Cattle producers are faced with forage production and financial risks and these risks are magnified by drought. Production risks include forage yield, forage quality, forage production timing relative to cattle nutrient needs, accumulation of nitric and prussic acid, and likely a few others. Financial risks are born from reduced forage yields resulting in purchasing additional feedstuffs and the time to locate those feedstuffs. Thus, if no forage risk management plan is in practice when a drought rears its ugly head then producers may be forced to purchase more feed/hay or to sell cattle.

If being forced into an undesired situation is not at the top of one’s list of risk management options then a few other options exist for managing forage risk. Some considerations for managing forage risk include reducing the stocking rate, forage specie diversification, and forage insurance. Each of these alternatives manages forage risk in a different manner which means using more than one alternative will reduce risk more than only using one of the options.
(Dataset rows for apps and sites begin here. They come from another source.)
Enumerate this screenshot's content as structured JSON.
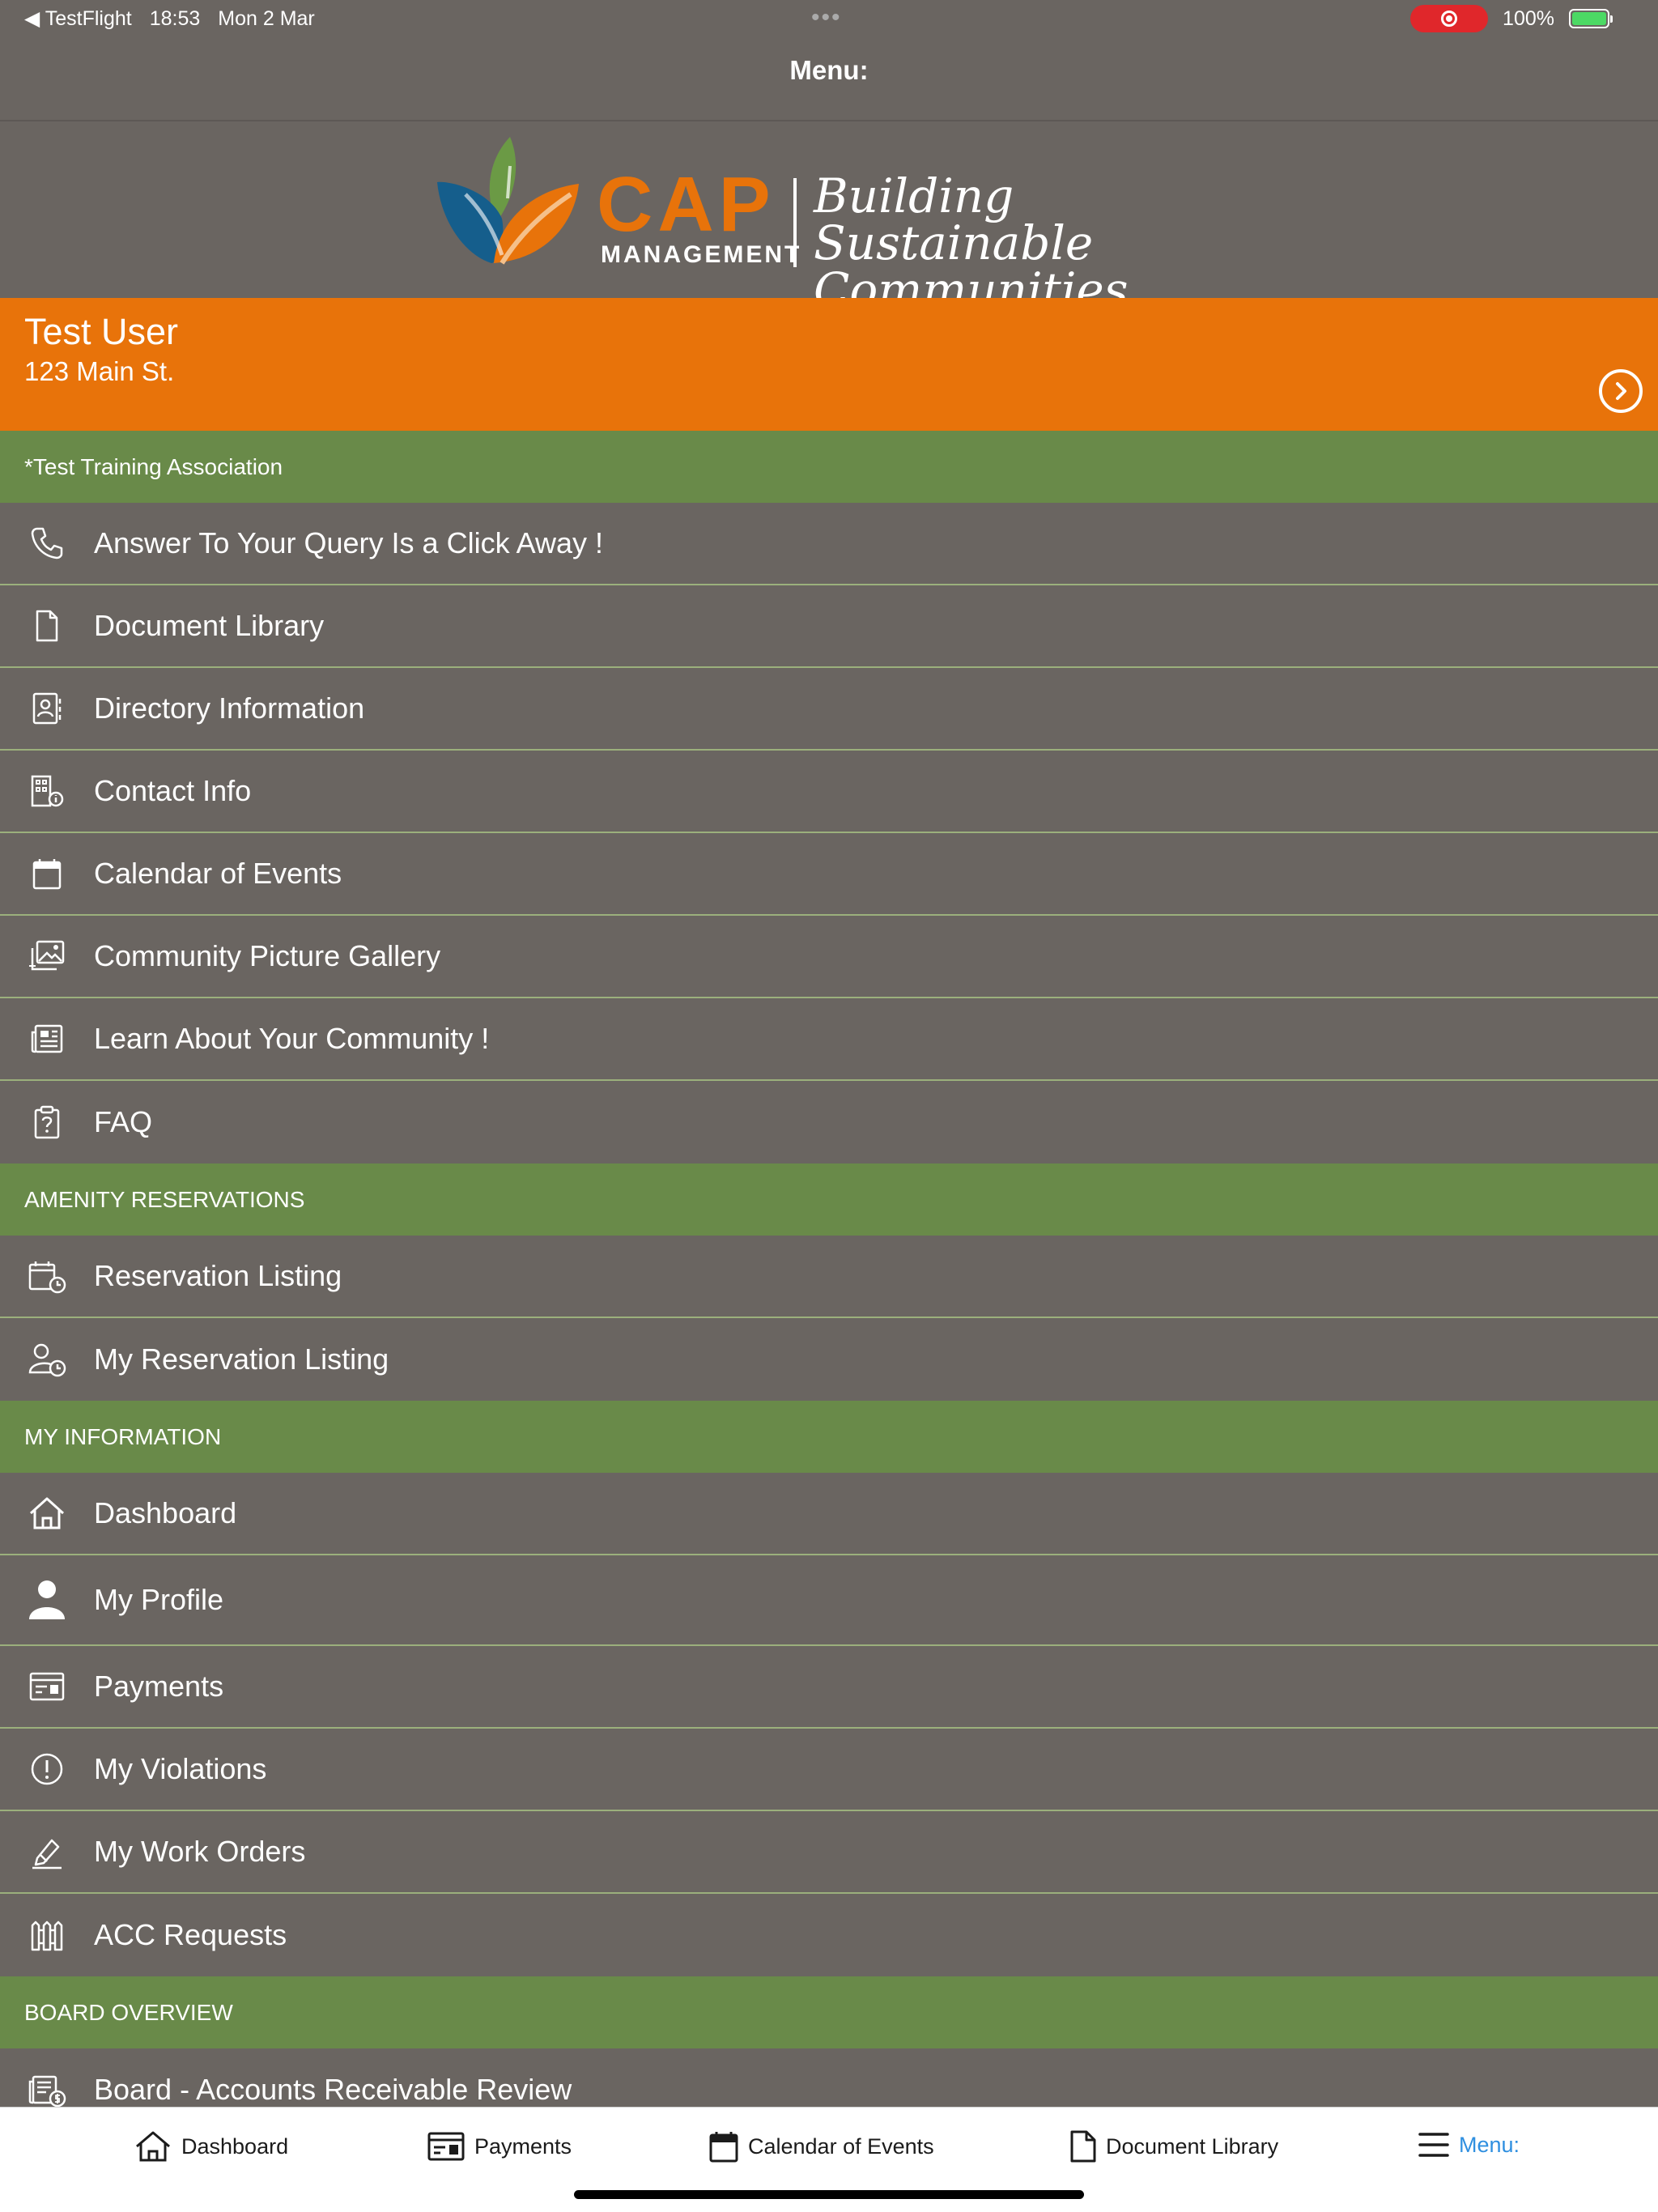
{
  "status_bar": {
    "back_app": "◀ TestFlight",
    "time": "18:53",
    "date": "Mon 2 Mar",
    "dots": "•••",
    "battery": "100%"
  },
  "nav": {
    "title": "Menu:"
  },
  "logo": {
    "brand": "CAP",
    "brand_sub": "MANAGEMENT",
    "tagline_line1": "Building Sustainable",
    "tagline_line2": "Communities"
  },
  "user": {
    "name": "Test User",
    "address": "123 Main St."
  },
  "sections": {
    "association": "*Test Training Association",
    "amenity": "AMENITY RESERVATIONS",
    "my_info": "MY INFORMATION",
    "board": "BOARD OVERVIEW"
  },
  "menu_items": {
    "query": "Answer To Your Query Is a Click Away !",
    "document_library": "Document Library",
    "directory": "Directory Information",
    "contact": "Contact Info",
    "calendar": "Calendar of Events",
    "gallery": "Community Picture Gallery",
    "learn": "Learn About Your Community !",
    "faq": "FAQ",
    "reservation_listing": "Reservation Listing",
    "my_reservation_listing": "My Reservation Listing",
    "dashboard": "Dashboard",
    "my_profile": "My Profile",
    "payments": "Payments",
    "my_violations": "My Violations",
    "my_work_orders": "My Work Orders",
    "acc_requests": "ACC Requests",
    "board_ar_review": "Board - Accounts Receivable Review"
  },
  "tabbar": {
    "dashboard": "Dashboard",
    "payments": "Payments",
    "calendar": "Calendar of Events",
    "document_library": "Document Library",
    "menu": "Menu:"
  },
  "colors": {
    "background": "#6a6561",
    "accent_orange": "#e8730a",
    "section_green": "#698a49",
    "active_tab": "#2f8fe0"
  }
}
Changing the pasture stocking rate may be the easiest method of managing forage risk. Many producers in the Southeast United States overstock pastures because the growing season in the region tends to be longer than other regions and forages in the region can take a fair amount of abuse before production is significantly impacted. There is a balance to stocking rate, and from an economic standpoint overstocking is not advised nor is understocking. Producers should consider forage type and time of year when determining stocking rate. Additionally, the size of the animal should be taken into consideration which means producers should think in terms of pounds of animal per acre given the forage specie and time of year.

The second method of managing forage risk is forage specie diversification. Pastures in Tennessee are primarily composed of tall fescue (cool season perennial), but these same pastures often contain crabgrass (warm season annual), dallisgrass (perennial), and johnsongrass (perennial) which have been able to establish themselves due to overgrazing cool season perennial grasses. Though mixed grass pastures are a type of forage specie diversification, they are not always the easiest to manage. Producers should consider cool and warm season perennials as well as winter and summer annuals to compliment and reduce the need for mechanically harvested forage.
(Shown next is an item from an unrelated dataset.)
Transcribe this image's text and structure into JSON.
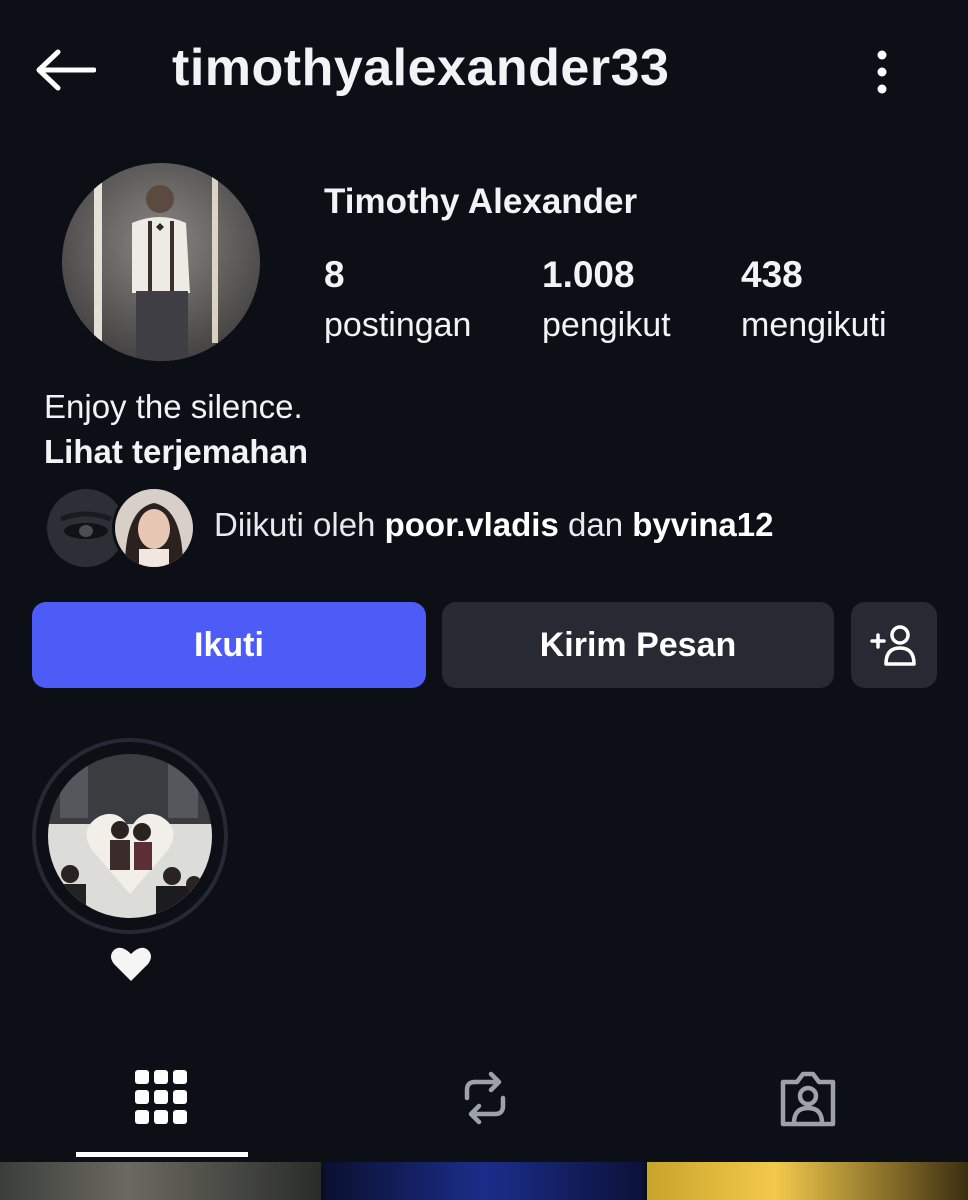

Someone may be asking what information supports utilizing cool and warm season perennials and annual grasses to reduce the need for mechanically harvested forage. Using back of the feed sack math and a little forage research from the University of Kentucky and Oklahoma State University, it costs about 1.5 cents per pound of dry matter to stockpile fescue, 1.7 cents per pound of dry matter to stockpile bermudagrass, 2.2 cents per pound of dry matter to produce a winter annual, and 5 cents to produce a pound of hay on a dry matter basis. Forage specie diversification provides producers an opportunity to relieve grazing pressure when forage production of certain species declines. It also allows producers to take advantage of forage species that are more efficient with water usage such as warm season perennials.
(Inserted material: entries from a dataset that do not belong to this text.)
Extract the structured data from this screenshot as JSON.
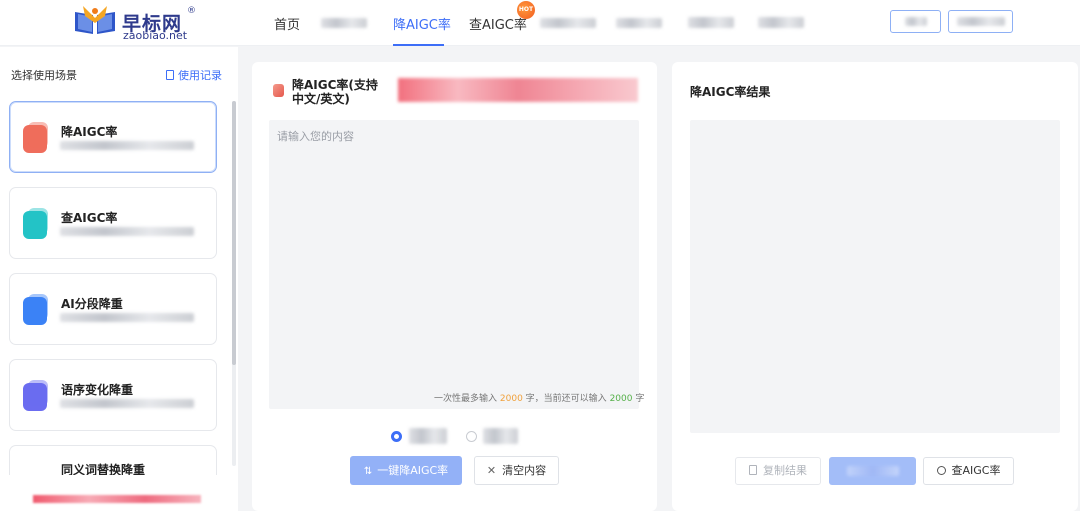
{
  "header": {
    "logo_cn": "早标网",
    "logo_reg": "®",
    "logo_en": "zaobiao.net",
    "nav": [
      {
        "label": "首页",
        "active": false
      },
      {
        "label": "降AIGC率",
        "active": true
      },
      {
        "label": "查AIGC率",
        "active": false,
        "badge": "HOT"
      }
    ]
  },
  "sidebar": {
    "title": "选择使用场景",
    "record_link": "使用记录",
    "items": [
      {
        "label": "降AIGC率",
        "icon": "doc-reduce-icon",
        "color": "#ef6d5c",
        "active": true
      },
      {
        "label": "查AIGC率",
        "icon": "doc-check-icon",
        "color": "#23c3c6",
        "active": false
      },
      {
        "label": "AI分段降重",
        "icon": "doc-paragraph-icon",
        "color": "#3b82f6",
        "active": false
      },
      {
        "label": "语序变化降重",
        "icon": "doc-reorder-icon",
        "color": "#6b6cf0",
        "active": false
      },
      {
        "label": "同义词替换降重",
        "icon": "doc-synonym-icon",
        "color": "#8a8ff0",
        "active": false
      }
    ]
  },
  "input_panel": {
    "title": "降AIGC率(支持中文/英文)",
    "placeholder": "请输入您的内容",
    "hint_prefix": "一次性最多输入",
    "hint_max": "2000",
    "hint_mid": "字，当前还可以输入",
    "hint_remaining": "2000",
    "hint_suffix": "字",
    "submit_label": "一键降AIGC率",
    "clear_label": "清空内容"
  },
  "result_panel": {
    "title": "降AIGC率结果",
    "copy_label": "复制结果",
    "check_label": "查AIGC率"
  },
  "colors": {
    "accent": "#3d6ef7",
    "primary_button": "#93b1f7"
  }
}
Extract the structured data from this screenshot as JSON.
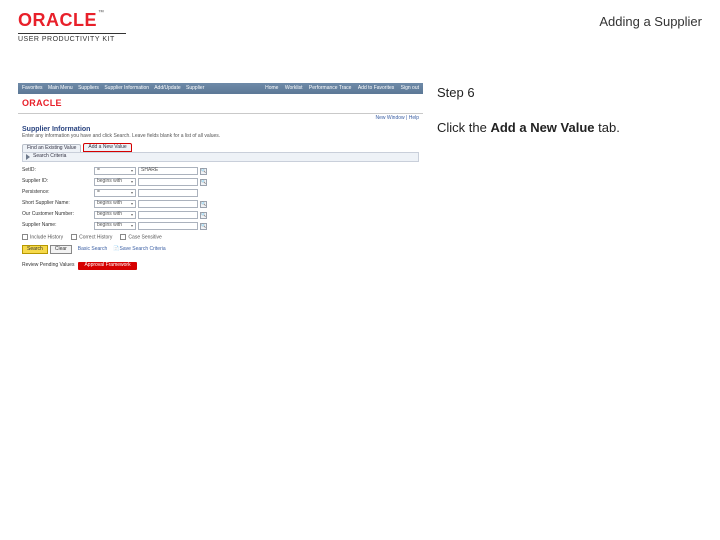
{
  "brand": {
    "logo": "ORACLE",
    "tm": "™",
    "subline": "USER PRODUCTIVITY KIT"
  },
  "doc_title": "Adding a Supplier",
  "instructions": {
    "step_label": "Step 6",
    "text_before": "Click the ",
    "text_bold": "Add a New Value",
    "text_after": " tab."
  },
  "screenshot": {
    "topbar": {
      "crumbs": [
        "Favorites",
        "Main Menu",
        "Suppliers",
        "Supplier Information",
        "Add/Update",
        "Supplier"
      ],
      "rightnav": [
        "Home",
        "Worklist",
        "Performance Trace",
        "Add to Favorites",
        "Sign out"
      ]
    },
    "mini_logo": "ORACLE",
    "new_window": "New Window | Help",
    "h1": "Supplier Information",
    "sub": "Enter any information you have and click Search. Leave fields blank for a list of all values.",
    "tabs": {
      "find": "Find an Existing Value",
      "add": "Add a New Value"
    },
    "search_bar": "Search Criteria",
    "fields": [
      {
        "label": "SetID:",
        "op": "=",
        "val": "SHARE",
        "lookup": true
      },
      {
        "label": "Supplier ID:",
        "op": "begins with",
        "val": "",
        "lookup": true
      },
      {
        "label": "Persistence:",
        "op": "=",
        "val": "",
        "lookup": false,
        "dropdown": true
      },
      {
        "label": "Short Supplier Name:",
        "op": "begins with",
        "val": "",
        "lookup": true
      },
      {
        "label": "Our Customer Number:",
        "op": "begins with",
        "val": "",
        "lookup": true
      },
      {
        "label": "Supplier Name:",
        "op": "begins with",
        "val": "",
        "lookup": true
      }
    ],
    "checks": [
      "Include History",
      "Correct History",
      "Case Sensitive"
    ],
    "buttons": {
      "search": "Search",
      "clear": "Clear",
      "basic": "Basic Search",
      "save": "Save Search Criteria"
    },
    "review": {
      "label": "Review Pending Values",
      "pill": "Approval Framework"
    }
  }
}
Lastly, producers have the option to utilize Pasture, Rangeland and Forage Insurance (PRF). PRF is a single peril insurance product made available through USDA-RMA that pays producers an indemnity when rainfall over a two-month period is below the long-run average rainfall for that two-month period. This bit of information becomes extremely important considering the deadline to purchase insurance for 2018 is November 15th, 2017. PRF is highly subsidized making it a relatively inexpensive product in addition to the premium not being due until September 1st, 2018.